Although the entries contain pictures, only their text goes into the copy, set down exactly.

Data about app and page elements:
----------
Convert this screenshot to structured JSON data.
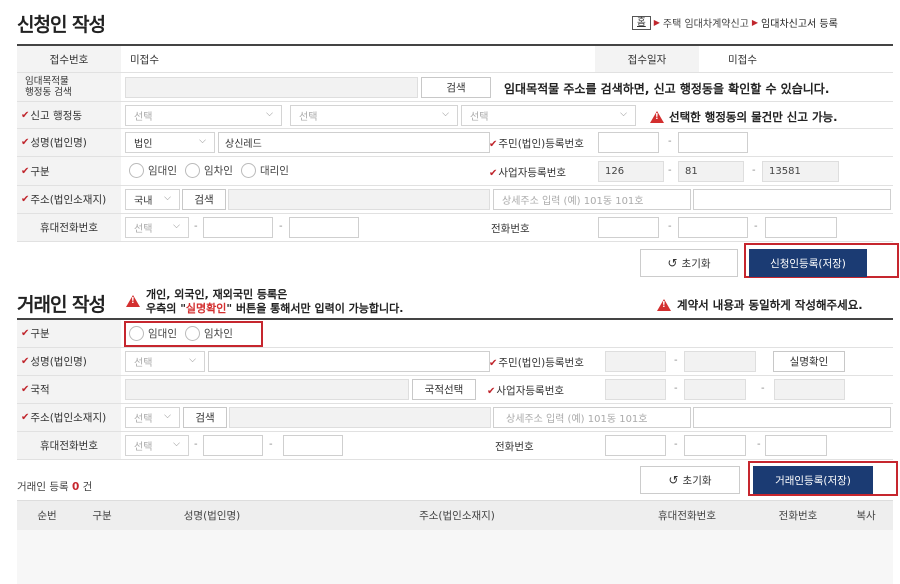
{
  "applicant": {
    "title": "신청인 작성",
    "breadcrumb": {
      "home": "홈",
      "step1": "주택 임대차계약신고",
      "step2": "임대차신고서 등록"
    },
    "receipt_no_label": "접수번호",
    "receipt_no_value": "미접수",
    "receipt_date_label": "접수일자",
    "receipt_date_value": "미접수",
    "property_label_line1": "임대목적물",
    "property_label_line2": "행정동 검색",
    "search_button": "검색",
    "property_hint": "임대목적물 주소를 검색하면, 신고 행정동을 확인할 수 있습니다.",
    "district_label": "신고 행정동",
    "district_selects": [
      "선택",
      "선택",
      "선택"
    ],
    "district_notice": "선택한 행정동의 물건만 신고 가능.",
    "name_label": "성명(법인명)",
    "name_type": "법인",
    "name_value": "상신레드",
    "reg_no_label": "주민(법인)등록번호",
    "type_label": "구분",
    "type_options": [
      "임대인",
      "임차인",
      "대리인"
    ],
    "biz_no_label": "사업자등록번호",
    "biz_no": [
      "126",
      "81",
      "13581"
    ],
    "address_label": "주소(법인소재지)",
    "address_country": "국내",
    "address_search": "검색",
    "address_detail_placeholder": "상세주소 입력 (예) 101동 101호",
    "mobile_label": "휴대전화번호",
    "mobile_select": "선택",
    "phone_label": "전화번호",
    "reset_button": "초기화",
    "save_button": "신청인등록(저장)"
  },
  "counterparty": {
    "title": "거래인 작성",
    "notice_line1": "개인, 외국인, 재외국민 등록은",
    "notice_line2_pre": "우측의 \"",
    "notice_line2_em": "실명확인",
    "notice_line2_post": "\" 버튼을 통해서만 입력이 가능합니다.",
    "right_notice": "계약서 내용과 동일하게 작성해주세요.",
    "type_label": "구분",
    "type_options": [
      "임대인",
      "임차인"
    ],
    "name_label": "성명(법인명)",
    "name_select": "선택",
    "reg_no_label": "주민(법인)등록번호",
    "verify_button": "실명확인",
    "nationality_label": "국적",
    "nationality_button": "국적선택",
    "biz_no_label": "사업자등록번호",
    "address_label": "주소(법인소재지)",
    "address_select": "선택",
    "address_search": "검색",
    "address_detail_placeholder": "상세주소 입력 (예) 101동 101호",
    "mobile_label": "휴대전화번호",
    "mobile_select": "선택",
    "phone_label": "전화번호",
    "reset_button": "초기화",
    "save_button": "거래인등록(저장)"
  },
  "list": {
    "count_label_pre": "거래인 등록",
    "count": "0",
    "count_label_post": "건",
    "columns": [
      "순번",
      "구분",
      "성명(법인명)",
      "주소(법인소재지)",
      "휴대전화번호",
      "전화번호",
      "복사"
    ]
  },
  "colors": {
    "accent_red": "#c6262e",
    "navy": "#1b3b73",
    "label_bg": "#f3f3f3"
  }
}
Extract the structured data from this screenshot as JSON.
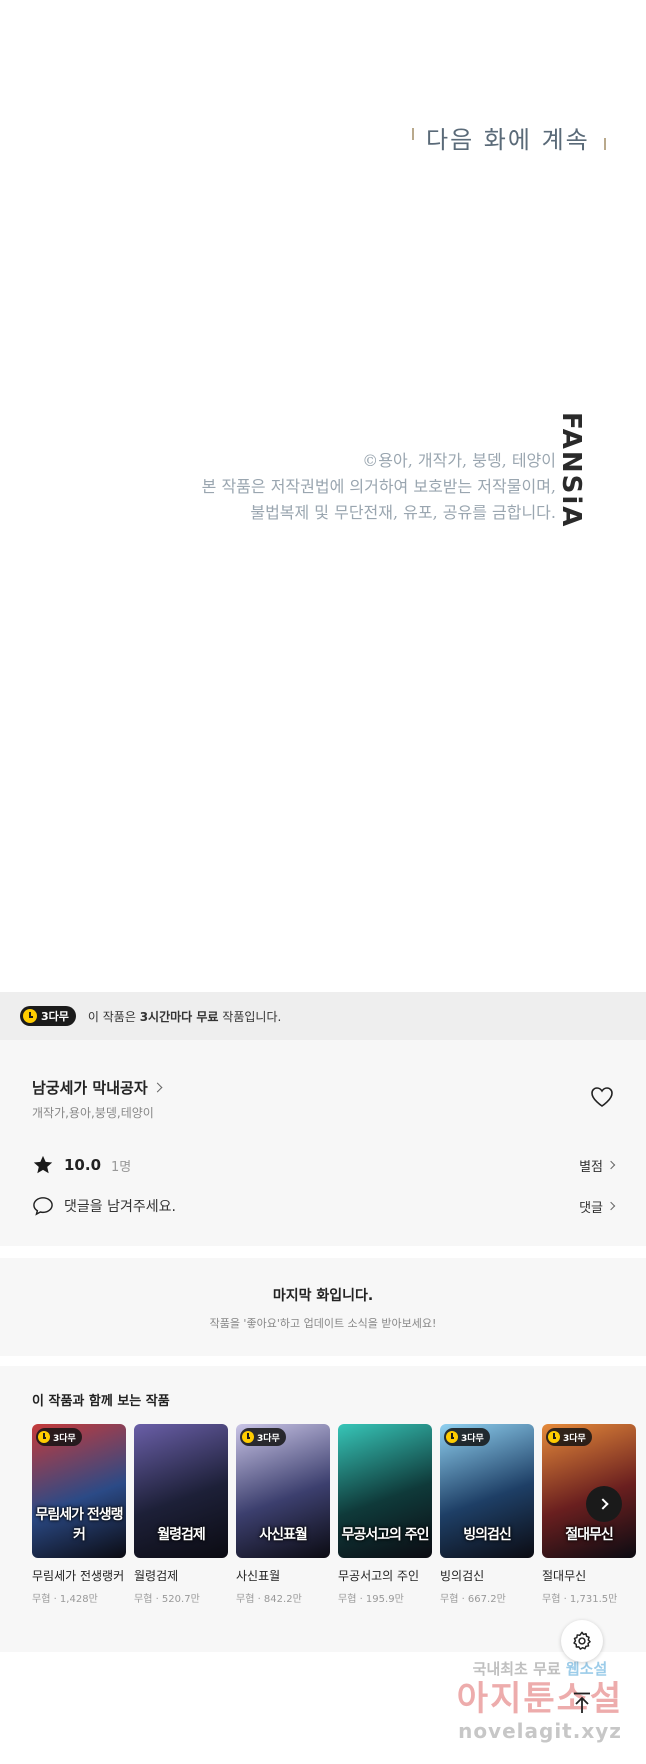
{
  "episode": {
    "to_be_continued": "다음 화에 계속",
    "copyright_lines": [
      "©용아, 개작가, 붕뎅, 테양이",
      "본 작품은 저작권법에 의거하여 보호받는 저작물이며,",
      "불법복제 및 무단전재, 유포, 공유를 금합니다."
    ],
    "logo": "FANSiA"
  },
  "free_banner": {
    "badge": "3다무",
    "message_prefix": "이 작품은 ",
    "message_bold": "3시간마다 무료",
    "message_suffix": " 작품입니다."
  },
  "work": {
    "title": "남궁세가 막내공자",
    "authors": "개작가,용아,붕뎅,테양이",
    "rating": "10.0",
    "rating_count": "1명",
    "rating_link": "별점",
    "comment_placeholder": "댓글을 남겨주세요.",
    "comment_link": "댓글"
  },
  "last_episode": {
    "title": "마지막 화입니다.",
    "subtitle": "작품을 '좋아요'하고 업데이트 소식을 받아보세요!"
  },
  "recommendations": {
    "title": "이 작품과 함께 보는 작품",
    "items": [
      {
        "badge": "3다무",
        "cover_text": "무림세가 전생랭커",
        "name": "무림세가 전생랭커",
        "meta": "무협 · 1,428만",
        "color1": "#2b4a86",
        "color2": "#c53a3a"
      },
      {
        "badge": "",
        "cover_text": "월령검제",
        "name": "월령검제",
        "meta": "무협 · 520.7만",
        "color1": "#1d2038",
        "color2": "#6a5fa8"
      },
      {
        "badge": "3다무",
        "cover_text": "사신표월",
        "name": "사신표월",
        "meta": "무협 · 842.2만",
        "color1": "#3c3f6e",
        "color2": "#c9c4e6"
      },
      {
        "badge": "",
        "cover_text": "무공서고의 주인",
        "name": "무공서고의 주인",
        "meta": "무협 · 195.9만",
        "color1": "#0f3a3a",
        "color2": "#37c6b8"
      },
      {
        "badge": "3다무",
        "cover_text": "빙의검신",
        "name": "빙의검신",
        "meta": "무협 · 667.2만",
        "color1": "#1e3f66",
        "color2": "#8fd0f0"
      },
      {
        "badge": "3다무",
        "cover_text": "절대무신",
        "name": "절대무신",
        "meta": "무협 · 1,731.5만",
        "color1": "#6a1f1f",
        "color2": "#e58a3a"
      }
    ]
  },
  "watermark": {
    "line1_a": "국내최초 무료",
    "line1_b": "웹소설",
    "line2": "아지툰소설",
    "line3": "novelagit.xyz"
  }
}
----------
--- Answer to this exercise ---
Convert this screenshot to structured JSON data.
{
  "applicant": {
    "title": "신청인 작성",
    "breadcrumb": {
      "home": "홈",
      "step1": "주택 임대차계약신고",
      "step2": "임대차신고서 등록"
    },
    "receipt_no_label": "접수번호",
    "receipt_no_value": "미접수",
    "receipt_date_label": "접수일자",
    "receipt_date_value": "미접수",
    "property_label_line1": "임대목적물",
    "property_label_line2": "행정동 검색",
    "search_button": "검색",
    "property_hint": "임대목적물 주소를 검색하면, 신고 행정동을 확인할 수 있습니다.",
    "district_label": "신고 행정동",
    "district_selects": [
      "선택",
      "선택",
      "선택"
    ],
    "district_notice": "선택한 행정동의 물건만 신고 가능.",
    "name_label": "성명(법인명)",
    "name_type": "법인",
    "name_value": "상신레드",
    "reg_no_label": "주민(법인)등록번호",
    "type_label": "구분",
    "type_options": [
      "임대인",
      "임차인",
      "대리인"
    ],
    "biz_no_label": "사업자등록번호",
    "biz_no": [
      "126",
      "81",
      "13581"
    ],
    "address_label": "주소(법인소재지)",
    "address_country": "국내",
    "address_search": "검색",
    "address_detail_placeholder": "상세주소 입력 (예) 101동 101호",
    "mobile_label": "휴대전화번호",
    "mobile_select": "선택",
    "phone_label": "전화번호",
    "reset_button": "초기화",
    "save_button": "신청인등록(저장)"
  },
  "counterparty": {
    "title": "거래인 작성",
    "notice_line1": "개인, 외국인, 재외국민 등록은",
    "notice_line2_pre": "우측의 \"",
    "notice_line2_em": "실명확인",
    "notice_line2_post": "\" 버튼을 통해서만 입력이 가능합니다.",
    "right_notice": "계약서 내용과 동일하게 작성해주세요.",
    "type_label": "구분",
    "type_options": [
      "임대인",
      "임차인"
    ],
    "name_label": "성명(법인명)",
    "name_select": "선택",
    "reg_no_label": "주민(법인)등록번호",
    "verify_button": "실명확인",
    "nationality_label": "국적",
    "nationality_button": "국적선택",
    "biz_no_label": "사업자등록번호",
    "address_label": "주소(법인소재지)",
    "address_select": "선택",
    "address_search": "검색",
    "address_detail_placeholder": "상세주소 입력 (예) 101동 101호",
    "mobile_label": "휴대전화번호",
    "mobile_select": "선택",
    "phone_label": "전화번호",
    "reset_button": "초기화",
    "save_button": "거래인등록(저장)"
  },
  "list": {
    "count_label_pre": "거래인 등록",
    "count": "0",
    "count_label_post": "건",
    "columns": [
      "순번",
      "구분",
      "성명(법인명)",
      "주소(법인소재지)",
      "휴대전화번호",
      "전화번호",
      "복사"
    ]
  },
  "colors": {
    "accent_red": "#c6262e",
    "navy": "#1b3b73",
    "label_bg": "#f3f3f3"
  }
}
Extract the structured data from this screenshot as JSON.
{
  "episode": {
    "to_be_continued": "다음 화에 계속",
    "copyright_lines": [
      "©용아, 개작가, 붕뎅, 테양이",
      "본 작품은 저작권법에 의거하여 보호받는 저작물이며,",
      "불법복제 및 무단전재, 유포, 공유를 금합니다."
    ],
    "logo": "FANSiA"
  },
  "free_banner": {
    "badge": "3다무",
    "message_prefix": "이 작품은 ",
    "message_bold": "3시간마다 무료",
    "message_suffix": " 작품입니다."
  },
  "work": {
    "title": "남궁세가 막내공자",
    "authors": "개작가,용아,붕뎅,테양이",
    "rating": "10.0",
    "rating_count": "1명",
    "rating_link": "별점",
    "comment_placeholder": "댓글을 남겨주세요.",
    "comment_link": "댓글"
  },
  "last_episode": {
    "title": "마지막 화입니다.",
    "subtitle": "작품을 '좋아요'하고 업데이트 소식을 받아보세요!"
  },
  "recommendations": {
    "title": "이 작품과 함께 보는 작품",
    "items": [
      {
        "badge": "3다무",
        "cover_text": "무림세가 전생랭커",
        "name": "무림세가 전생랭커",
        "meta": "무협 · 1,428만",
        "color1": "#2b4a86",
        "color2": "#c53a3a"
      },
      {
        "badge": "",
        "cover_text": "월령검제",
        "name": "월령검제",
        "meta": "무협 · 520.7만",
        "color1": "#1d2038",
        "color2": "#6a5fa8"
      },
      {
        "badge": "3다무",
        "cover_text": "사신표월",
        "name": "사신표월",
        "meta": "무협 · 842.2만",
        "color1": "#3c3f6e",
        "color2": "#c9c4e6"
      },
      {
        "badge": "",
        "cover_text": "무공서고의 주인",
        "name": "무공서고의 주인",
        "meta": "무협 · 195.9만",
        "color1": "#0f3a3a",
        "color2": "#37c6b8"
      },
      {
        "badge": "3다무",
        "cover_text": "빙의검신",
        "name": "빙의검신",
        "meta": "무협 · 667.2만",
        "color1": "#1e3f66",
        "color2": "#8fd0f0"
      },
      {
        "badge": "3다무",
        "cover_text": "절대무신",
        "name": "절대무신",
        "meta": "무협 · 1,731.5만",
        "color1": "#6a1f1f",
        "color2": "#e58a3a"
      }
    ]
  },
  "watermark": {
    "line1_a": "국내최초 무료",
    "line1_b": "웹소설",
    "line2": "아지툰소설",
    "line3": "novelagit.xyz"
  }
}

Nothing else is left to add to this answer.